> _Supplied material_:

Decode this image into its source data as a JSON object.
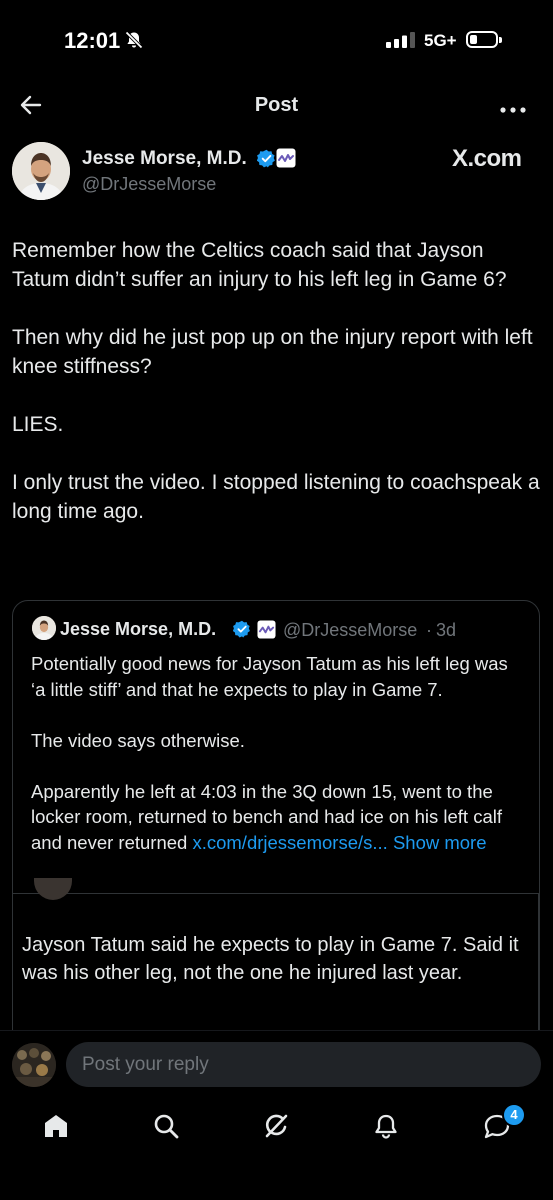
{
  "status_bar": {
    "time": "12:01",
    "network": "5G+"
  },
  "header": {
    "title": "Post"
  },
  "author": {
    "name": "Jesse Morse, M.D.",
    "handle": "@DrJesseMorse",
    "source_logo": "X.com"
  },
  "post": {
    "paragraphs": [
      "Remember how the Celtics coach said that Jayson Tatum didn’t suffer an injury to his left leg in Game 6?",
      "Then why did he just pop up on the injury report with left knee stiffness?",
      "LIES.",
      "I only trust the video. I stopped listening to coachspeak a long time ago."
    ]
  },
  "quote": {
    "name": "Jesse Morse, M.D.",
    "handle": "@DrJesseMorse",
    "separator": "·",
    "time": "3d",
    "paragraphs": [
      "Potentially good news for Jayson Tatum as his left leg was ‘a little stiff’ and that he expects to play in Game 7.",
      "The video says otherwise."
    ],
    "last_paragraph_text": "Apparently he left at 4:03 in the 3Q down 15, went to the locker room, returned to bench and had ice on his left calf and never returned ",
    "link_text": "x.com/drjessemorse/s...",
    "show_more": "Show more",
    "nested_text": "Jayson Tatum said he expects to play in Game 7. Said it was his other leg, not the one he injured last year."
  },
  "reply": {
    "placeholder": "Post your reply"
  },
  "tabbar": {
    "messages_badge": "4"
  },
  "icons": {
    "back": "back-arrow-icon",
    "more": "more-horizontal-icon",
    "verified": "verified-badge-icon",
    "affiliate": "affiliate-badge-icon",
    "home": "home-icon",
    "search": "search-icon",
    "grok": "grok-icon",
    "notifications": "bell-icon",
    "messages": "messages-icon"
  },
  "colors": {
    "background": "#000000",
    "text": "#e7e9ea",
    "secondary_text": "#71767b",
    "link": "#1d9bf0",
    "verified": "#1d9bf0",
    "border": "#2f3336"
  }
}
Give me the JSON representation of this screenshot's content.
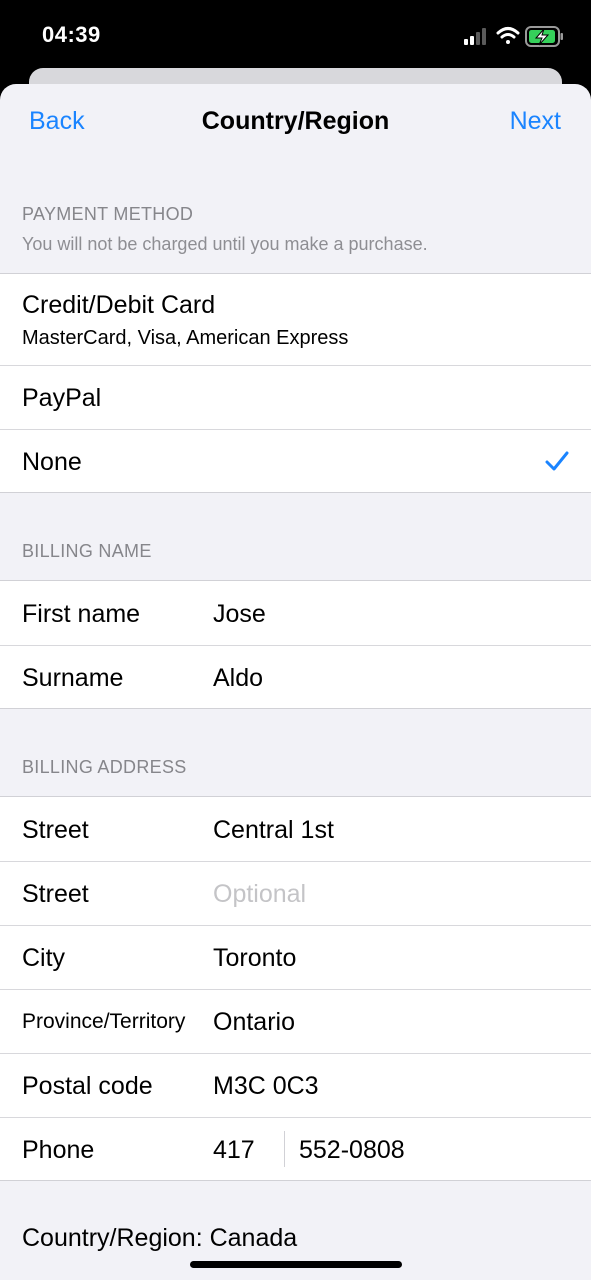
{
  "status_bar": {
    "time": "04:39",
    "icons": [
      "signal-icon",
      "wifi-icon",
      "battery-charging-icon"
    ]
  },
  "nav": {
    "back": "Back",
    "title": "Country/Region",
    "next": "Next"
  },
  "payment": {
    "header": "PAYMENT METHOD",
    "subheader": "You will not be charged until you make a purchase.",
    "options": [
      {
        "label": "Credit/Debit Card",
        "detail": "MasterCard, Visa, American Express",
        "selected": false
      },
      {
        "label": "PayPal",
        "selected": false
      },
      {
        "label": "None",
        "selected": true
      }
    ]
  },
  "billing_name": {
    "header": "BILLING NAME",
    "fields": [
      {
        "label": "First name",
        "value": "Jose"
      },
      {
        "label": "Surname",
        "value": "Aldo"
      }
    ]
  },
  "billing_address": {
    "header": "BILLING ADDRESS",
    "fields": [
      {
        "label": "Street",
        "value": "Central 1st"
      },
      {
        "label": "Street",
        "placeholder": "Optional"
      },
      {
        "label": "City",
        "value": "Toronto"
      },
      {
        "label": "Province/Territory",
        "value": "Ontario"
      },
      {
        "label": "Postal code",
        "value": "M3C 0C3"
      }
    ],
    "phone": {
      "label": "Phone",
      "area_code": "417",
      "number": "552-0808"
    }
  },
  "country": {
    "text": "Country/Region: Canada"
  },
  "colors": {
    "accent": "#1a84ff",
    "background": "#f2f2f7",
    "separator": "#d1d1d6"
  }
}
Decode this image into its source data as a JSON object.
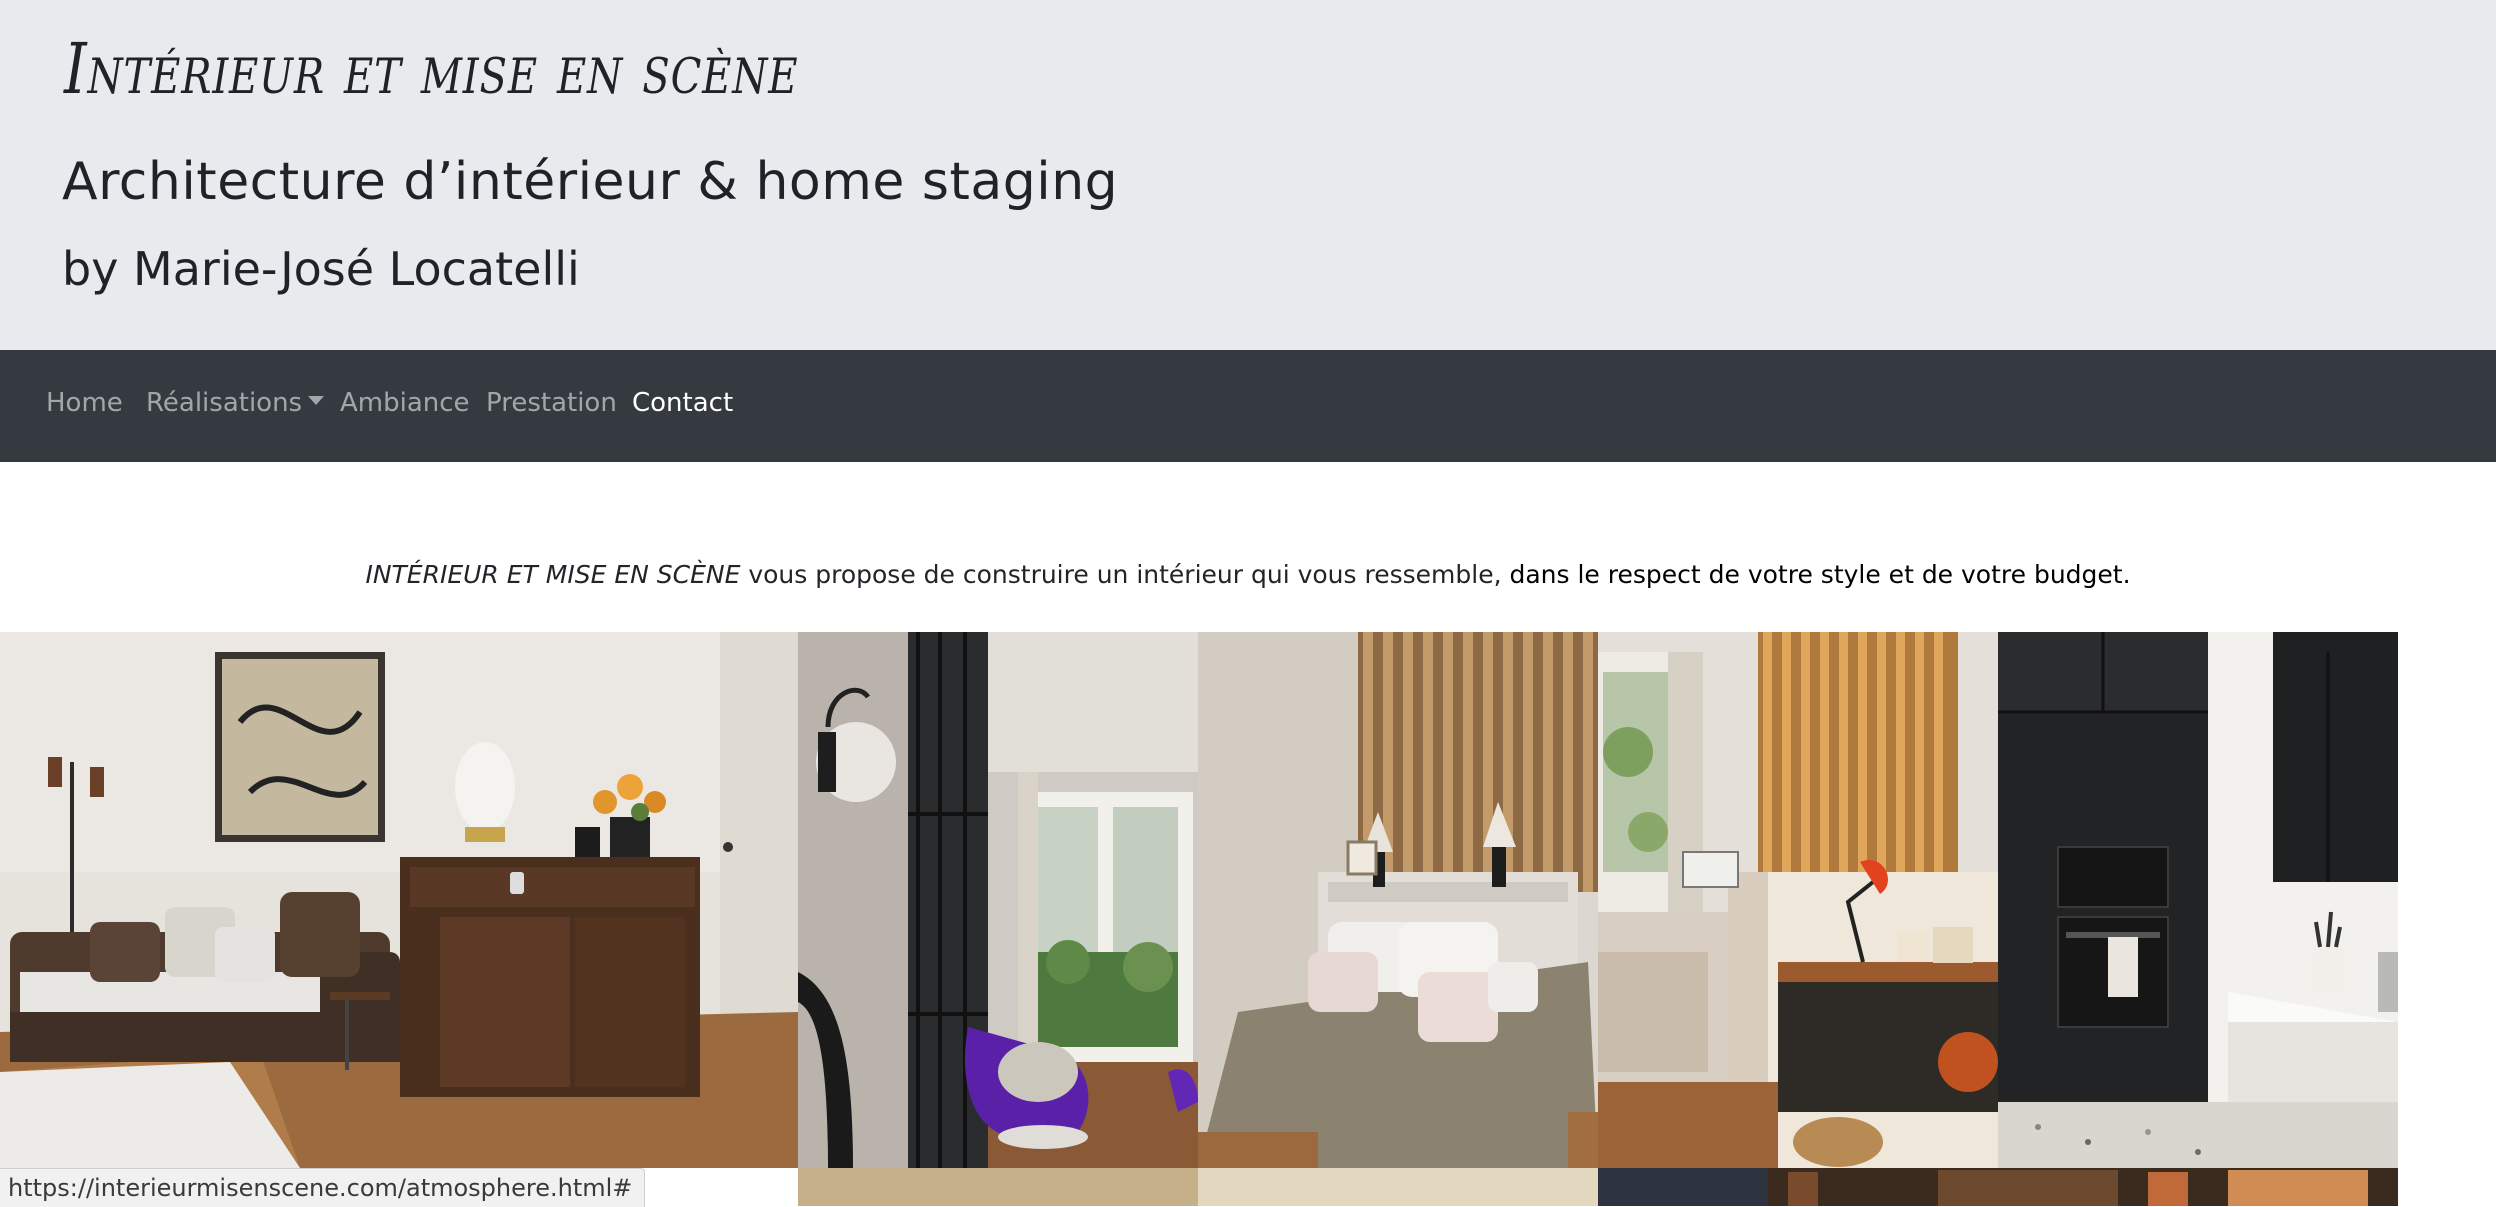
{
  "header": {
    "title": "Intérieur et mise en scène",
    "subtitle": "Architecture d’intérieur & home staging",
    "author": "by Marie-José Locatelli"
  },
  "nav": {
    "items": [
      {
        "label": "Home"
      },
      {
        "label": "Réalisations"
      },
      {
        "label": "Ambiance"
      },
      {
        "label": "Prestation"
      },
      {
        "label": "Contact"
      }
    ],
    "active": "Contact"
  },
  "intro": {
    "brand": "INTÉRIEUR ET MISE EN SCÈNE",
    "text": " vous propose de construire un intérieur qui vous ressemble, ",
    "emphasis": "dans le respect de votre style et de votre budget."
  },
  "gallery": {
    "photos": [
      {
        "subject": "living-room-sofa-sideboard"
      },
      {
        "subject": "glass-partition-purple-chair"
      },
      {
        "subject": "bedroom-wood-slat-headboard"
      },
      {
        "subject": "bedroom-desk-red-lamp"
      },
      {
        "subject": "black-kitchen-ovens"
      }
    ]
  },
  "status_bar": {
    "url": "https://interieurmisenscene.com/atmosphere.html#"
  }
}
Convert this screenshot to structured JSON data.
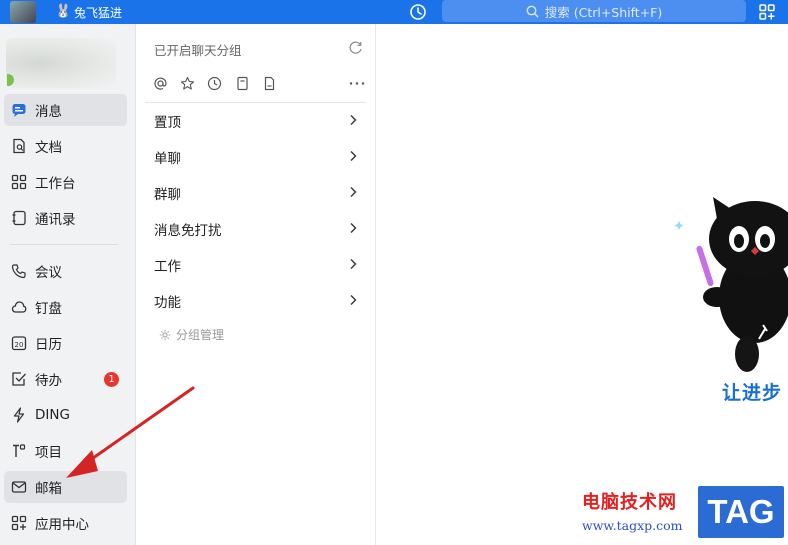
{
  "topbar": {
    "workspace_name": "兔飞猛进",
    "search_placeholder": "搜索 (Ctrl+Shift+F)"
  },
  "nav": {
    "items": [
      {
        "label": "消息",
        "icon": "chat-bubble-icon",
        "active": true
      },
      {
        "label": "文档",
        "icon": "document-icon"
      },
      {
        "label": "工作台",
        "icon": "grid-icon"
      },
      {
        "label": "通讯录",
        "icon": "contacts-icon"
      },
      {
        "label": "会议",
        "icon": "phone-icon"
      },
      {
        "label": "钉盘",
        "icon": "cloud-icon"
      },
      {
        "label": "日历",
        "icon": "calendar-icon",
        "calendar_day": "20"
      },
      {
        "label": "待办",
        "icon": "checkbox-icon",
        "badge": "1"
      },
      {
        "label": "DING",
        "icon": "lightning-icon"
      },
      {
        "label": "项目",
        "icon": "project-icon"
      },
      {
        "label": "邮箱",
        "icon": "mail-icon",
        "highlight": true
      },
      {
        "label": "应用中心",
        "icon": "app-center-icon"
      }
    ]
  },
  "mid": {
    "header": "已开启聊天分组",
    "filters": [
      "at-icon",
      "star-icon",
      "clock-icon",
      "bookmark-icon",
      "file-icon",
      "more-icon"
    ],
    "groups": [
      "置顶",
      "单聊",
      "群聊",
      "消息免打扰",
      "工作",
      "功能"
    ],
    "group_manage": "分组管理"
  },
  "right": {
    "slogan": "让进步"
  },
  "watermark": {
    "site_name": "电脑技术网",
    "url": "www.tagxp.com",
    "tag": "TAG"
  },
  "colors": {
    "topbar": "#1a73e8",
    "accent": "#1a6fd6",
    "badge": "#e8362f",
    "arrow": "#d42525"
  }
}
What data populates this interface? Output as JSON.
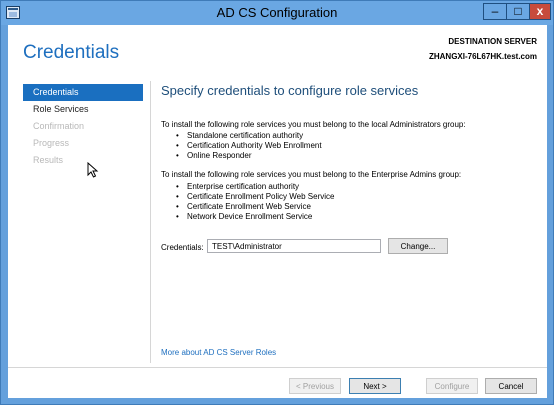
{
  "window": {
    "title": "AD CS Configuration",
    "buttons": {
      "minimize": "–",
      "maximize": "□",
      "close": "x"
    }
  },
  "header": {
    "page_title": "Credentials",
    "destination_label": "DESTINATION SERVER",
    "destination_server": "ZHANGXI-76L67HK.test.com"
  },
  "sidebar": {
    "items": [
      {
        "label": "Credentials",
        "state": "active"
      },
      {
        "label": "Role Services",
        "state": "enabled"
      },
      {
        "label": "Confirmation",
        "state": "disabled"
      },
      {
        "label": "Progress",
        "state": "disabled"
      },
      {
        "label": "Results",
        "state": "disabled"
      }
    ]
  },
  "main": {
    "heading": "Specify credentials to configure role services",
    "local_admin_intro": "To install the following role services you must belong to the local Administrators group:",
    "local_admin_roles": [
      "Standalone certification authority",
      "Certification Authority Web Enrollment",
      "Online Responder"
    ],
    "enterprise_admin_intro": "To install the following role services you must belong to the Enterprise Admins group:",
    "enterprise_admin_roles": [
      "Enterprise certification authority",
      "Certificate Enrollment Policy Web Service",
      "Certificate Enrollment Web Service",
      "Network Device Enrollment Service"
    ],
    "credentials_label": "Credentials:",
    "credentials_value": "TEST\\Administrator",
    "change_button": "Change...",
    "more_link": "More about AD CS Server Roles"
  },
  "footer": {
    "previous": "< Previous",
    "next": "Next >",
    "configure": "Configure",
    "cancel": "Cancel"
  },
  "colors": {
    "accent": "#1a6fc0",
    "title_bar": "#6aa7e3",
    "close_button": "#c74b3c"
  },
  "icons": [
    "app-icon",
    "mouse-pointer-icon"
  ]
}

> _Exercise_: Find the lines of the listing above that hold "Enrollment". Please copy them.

> _Answer for the task_:
      "Certification Authority Web Enrollment",
      "Certificate Enrollment Policy Web Service",
      "Certificate Enrollment Web Service",
      "Network Device Enrollment Service"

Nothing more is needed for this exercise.